#### Task details
All of the records are to be copied out exactly, with nothing left out.

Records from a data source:
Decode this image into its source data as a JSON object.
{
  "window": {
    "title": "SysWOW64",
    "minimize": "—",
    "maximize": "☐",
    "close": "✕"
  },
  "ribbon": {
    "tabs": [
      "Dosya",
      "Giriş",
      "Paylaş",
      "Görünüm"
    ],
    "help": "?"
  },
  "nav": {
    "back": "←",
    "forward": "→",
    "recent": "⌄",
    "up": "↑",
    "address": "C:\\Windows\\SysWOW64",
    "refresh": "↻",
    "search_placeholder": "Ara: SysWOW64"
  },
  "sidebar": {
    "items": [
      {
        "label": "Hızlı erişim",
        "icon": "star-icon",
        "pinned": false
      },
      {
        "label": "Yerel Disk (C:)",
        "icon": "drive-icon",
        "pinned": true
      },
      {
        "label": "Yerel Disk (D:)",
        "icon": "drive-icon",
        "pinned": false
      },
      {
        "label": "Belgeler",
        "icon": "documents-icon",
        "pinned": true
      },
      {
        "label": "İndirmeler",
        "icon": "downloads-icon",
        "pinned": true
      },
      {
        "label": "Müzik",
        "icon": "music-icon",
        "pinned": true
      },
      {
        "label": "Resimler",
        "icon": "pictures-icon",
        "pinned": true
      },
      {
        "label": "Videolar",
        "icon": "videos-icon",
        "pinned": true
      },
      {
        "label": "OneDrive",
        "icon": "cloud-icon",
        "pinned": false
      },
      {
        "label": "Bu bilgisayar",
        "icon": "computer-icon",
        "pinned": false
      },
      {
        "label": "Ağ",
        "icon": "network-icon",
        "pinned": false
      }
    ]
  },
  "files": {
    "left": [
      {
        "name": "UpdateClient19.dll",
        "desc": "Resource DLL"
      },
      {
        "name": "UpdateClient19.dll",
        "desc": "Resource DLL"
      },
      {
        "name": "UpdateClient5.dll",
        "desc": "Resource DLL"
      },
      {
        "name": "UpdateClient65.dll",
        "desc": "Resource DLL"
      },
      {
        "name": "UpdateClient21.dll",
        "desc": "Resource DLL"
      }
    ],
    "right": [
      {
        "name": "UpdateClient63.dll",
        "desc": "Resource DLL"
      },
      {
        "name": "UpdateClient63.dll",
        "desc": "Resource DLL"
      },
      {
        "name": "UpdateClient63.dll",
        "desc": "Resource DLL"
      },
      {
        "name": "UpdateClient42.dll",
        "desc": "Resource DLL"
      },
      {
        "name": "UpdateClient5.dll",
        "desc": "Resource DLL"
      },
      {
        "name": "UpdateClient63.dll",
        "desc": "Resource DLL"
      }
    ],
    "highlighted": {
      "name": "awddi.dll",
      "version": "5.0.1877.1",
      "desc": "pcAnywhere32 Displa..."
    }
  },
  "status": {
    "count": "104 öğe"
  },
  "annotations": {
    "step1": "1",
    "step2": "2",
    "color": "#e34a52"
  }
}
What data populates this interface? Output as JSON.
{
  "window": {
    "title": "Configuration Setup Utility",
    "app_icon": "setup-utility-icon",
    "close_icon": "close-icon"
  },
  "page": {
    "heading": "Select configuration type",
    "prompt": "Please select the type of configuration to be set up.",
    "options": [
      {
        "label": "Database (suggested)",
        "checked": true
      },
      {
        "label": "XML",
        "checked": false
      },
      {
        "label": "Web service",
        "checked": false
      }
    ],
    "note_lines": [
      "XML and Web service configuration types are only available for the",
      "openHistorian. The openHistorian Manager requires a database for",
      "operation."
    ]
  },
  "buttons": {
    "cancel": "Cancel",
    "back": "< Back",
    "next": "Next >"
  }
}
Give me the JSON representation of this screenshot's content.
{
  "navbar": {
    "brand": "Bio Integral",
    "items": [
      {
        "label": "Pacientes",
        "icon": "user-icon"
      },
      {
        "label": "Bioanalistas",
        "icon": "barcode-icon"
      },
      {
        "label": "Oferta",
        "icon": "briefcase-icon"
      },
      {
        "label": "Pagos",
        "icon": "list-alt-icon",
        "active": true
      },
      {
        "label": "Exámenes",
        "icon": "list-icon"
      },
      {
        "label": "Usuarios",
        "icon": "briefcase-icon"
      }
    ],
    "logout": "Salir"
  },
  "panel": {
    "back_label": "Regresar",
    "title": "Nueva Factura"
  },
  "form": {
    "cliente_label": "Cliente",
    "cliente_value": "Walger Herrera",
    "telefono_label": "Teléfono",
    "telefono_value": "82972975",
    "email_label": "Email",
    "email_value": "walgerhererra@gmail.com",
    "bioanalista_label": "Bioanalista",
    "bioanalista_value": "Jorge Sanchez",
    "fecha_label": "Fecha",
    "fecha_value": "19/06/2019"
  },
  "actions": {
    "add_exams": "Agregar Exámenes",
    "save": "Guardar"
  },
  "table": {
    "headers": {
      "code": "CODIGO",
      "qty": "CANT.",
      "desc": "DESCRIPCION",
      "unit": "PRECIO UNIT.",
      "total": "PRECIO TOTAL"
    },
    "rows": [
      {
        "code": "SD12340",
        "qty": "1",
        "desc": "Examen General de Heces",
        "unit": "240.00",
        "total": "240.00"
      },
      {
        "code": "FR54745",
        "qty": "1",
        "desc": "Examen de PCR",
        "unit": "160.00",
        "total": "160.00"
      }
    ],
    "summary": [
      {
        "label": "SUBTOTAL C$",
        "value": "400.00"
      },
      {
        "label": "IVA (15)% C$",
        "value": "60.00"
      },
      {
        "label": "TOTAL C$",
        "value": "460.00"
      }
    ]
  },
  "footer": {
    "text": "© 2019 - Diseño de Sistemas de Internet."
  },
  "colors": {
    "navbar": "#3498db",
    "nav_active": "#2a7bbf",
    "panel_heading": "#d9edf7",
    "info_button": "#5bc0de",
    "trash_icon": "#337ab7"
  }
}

#### Exercise answer
Decode this image into its source data as a JSON object.
{
  "window": {
    "title": "SysWOW64",
    "minimize": "—",
    "maximize": "☐",
    "close": "✕"
  },
  "ribbon": {
    "tabs": [
      "Dosya",
      "Giriş",
      "Paylaş",
      "Görünüm"
    ],
    "help": "?"
  },
  "nav": {
    "back": "←",
    "forward": "→",
    "recent": "⌄",
    "up": "↑",
    "address": "C:\\Windows\\SysWOW64",
    "refresh": "↻",
    "search_placeholder": "Ara: SysWOW64"
  },
  "sidebar": {
    "items": [
      {
        "label": "Hızlı erişim",
        "icon": "star-icon",
        "pinned": false
      },
      {
        "label": "Yerel Disk (C:)",
        "icon": "drive-icon",
        "pinned": true
      },
      {
        "label": "Yerel Disk (D:)",
        "icon": "drive-icon",
        "pinned": false
      },
      {
        "label": "Belgeler",
        "icon": "documents-icon",
        "pinned": true
      },
      {
        "label": "İndirmeler",
        "icon": "downloads-icon",
        "pinned": true
      },
      {
        "label": "Müzik",
        "icon": "music-icon",
        "pinned": true
      },
      {
        "label": "Resimler",
        "icon": "pictures-icon",
        "pinned": true
      },
      {
        "label": "Videolar",
        "icon": "videos-icon",
        "pinned": true
      },
      {
        "label": "OneDrive",
        "icon": "cloud-icon",
        "pinned": false
      },
      {
        "label": "Bu bilgisayar",
        "icon": "computer-icon",
        "pinned": false
      },
      {
        "label": "Ağ",
        "icon": "network-icon",
        "pinned": false
      }
    ]
  },
  "files": {
    "left": [
      {
        "name": "UpdateClient19.dll",
        "desc": "Resource DLL"
      },
      {
        "name": "UpdateClient19.dll",
        "desc": "Resource DLL"
      },
      {
        "name": "UpdateClient5.dll",
        "desc": "Resource DLL"
      },
      {
        "name": "UpdateClient65.dll",
        "desc": "Resource DLL"
      },
      {
        "name": "UpdateClient21.dll",
        "desc": "Resource DLL"
      }
    ],
    "right": [
      {
        "name": "UpdateClient63.dll",
        "desc": "Resource DLL"
      },
      {
        "name": "UpdateClient63.dll",
        "desc": "Resource DLL"
      },
      {
        "name": "UpdateClient63.dll",
        "desc": "Resource DLL"
      },
      {
        "name": "UpdateClient42.dll",
        "desc": "Resource DLL"
      },
      {
        "name": "UpdateClient5.dll",
        "desc": "Resource DLL"
      },
      {
        "name": "UpdateClient63.dll",
        "desc": "Resource DLL"
      }
    ],
    "highlighted": {
      "name": "awddi.dll",
      "version": "5.0.1877.1",
      "desc": "pcAnywhere32 Displa..."
    }
  },
  "status": {
    "count": "104 öğe"
  },
  "annotations": {
    "step1": "1",
    "step2": "2",
    "color": "#e34a52"
  }
}
What data populates this interface? Output as JSON.
{
  "window": {
    "title": "Configuration Setup Utility",
    "app_icon": "setup-utility-icon",
    "close_icon": "close-icon"
  },
  "page": {
    "heading": "Select configuration type",
    "prompt": "Please select the type of configuration to be set up.",
    "options": [
      {
        "label": "Database (suggested)",
        "checked": true
      },
      {
        "label": "XML",
        "checked": false
      },
      {
        "label": "Web service",
        "checked": false
      }
    ],
    "note_lines": [
      "XML and Web service configuration types are only available for the",
      "openHistorian. The openHistorian Manager requires a database for",
      "operation."
    ]
  },
  "buttons": {
    "cancel": "Cancel",
    "back": "< Back",
    "next": "Next >"
  }
}
Give me the JSON representation of this screenshot's content.
{
  "navbar": {
    "brand": "Bio Integral",
    "items": [
      {
        "label": "Pacientes",
        "icon": "user-icon"
      },
      {
        "label": "Bioanalistas",
        "icon": "barcode-icon"
      },
      {
        "label": "Oferta",
        "icon": "briefcase-icon"
      },
      {
        "label": "Pagos",
        "icon": "list-alt-icon",
        "active": true
      },
      {
        "label": "Exámenes",
        "icon": "list-icon"
      },
      {
        "label": "Usuarios",
        "icon": "briefcase-icon"
      }
    ],
    "logout": "Salir"
  },
  "panel": {
    "back_label": "Regresar",
    "title": "Nueva Factura"
  },
  "form": {
    "cliente_label": "Cliente",
    "cliente_value": "Walger Herrera",
    "telefono_label": "Teléfono",
    "telefono_value": "82972975",
    "email_label": "Email",
    "email_value": "walgerhererra@gmail.com",
    "bioanalista_label": "Bioanalista",
    "bioanalista_value": "Jorge Sanchez",
    "fecha_label": "Fecha",
    "fecha_value": "19/06/2019"
  },
  "actions": {
    "add_exams": "Agregar Exámenes",
    "save": "Guardar"
  },
  "table": {
    "headers": {
      "code": "CODIGO",
      "qty": "CANT.",
      "desc": "DESCRIPCION",
      "unit": "PRECIO UNIT.",
      "total": "PRECIO TOTAL"
    },
    "rows": [
      {
        "code": "SD12340",
        "qty": "1",
        "desc": "Examen General de Heces",
        "unit": "240.00",
        "total": "240.00"
      },
      {
        "code": "FR54745",
        "qty": "1",
        "desc": "Examen de PCR",
        "unit": "160.00",
        "total": "160.00"
      }
    ],
    "summary": [
      {
        "label": "SUBTOTAL C$",
        "value": "400.00"
      },
      {
        "label": "IVA (15)% C$",
        "value": "60.00"
      },
      {
        "label": "TOTAL C$",
        "value": "460.00"
      }
    ]
  },
  "footer": {
    "text": "© 2019 - Diseño de Sistemas de Internet."
  },
  "colors": {
    "navbar": "#3498db",
    "nav_active": "#2a7bbf",
    "panel_heading": "#d9edf7",
    "info_button": "#5bc0de",
    "trash_icon": "#337ab7"
  }
}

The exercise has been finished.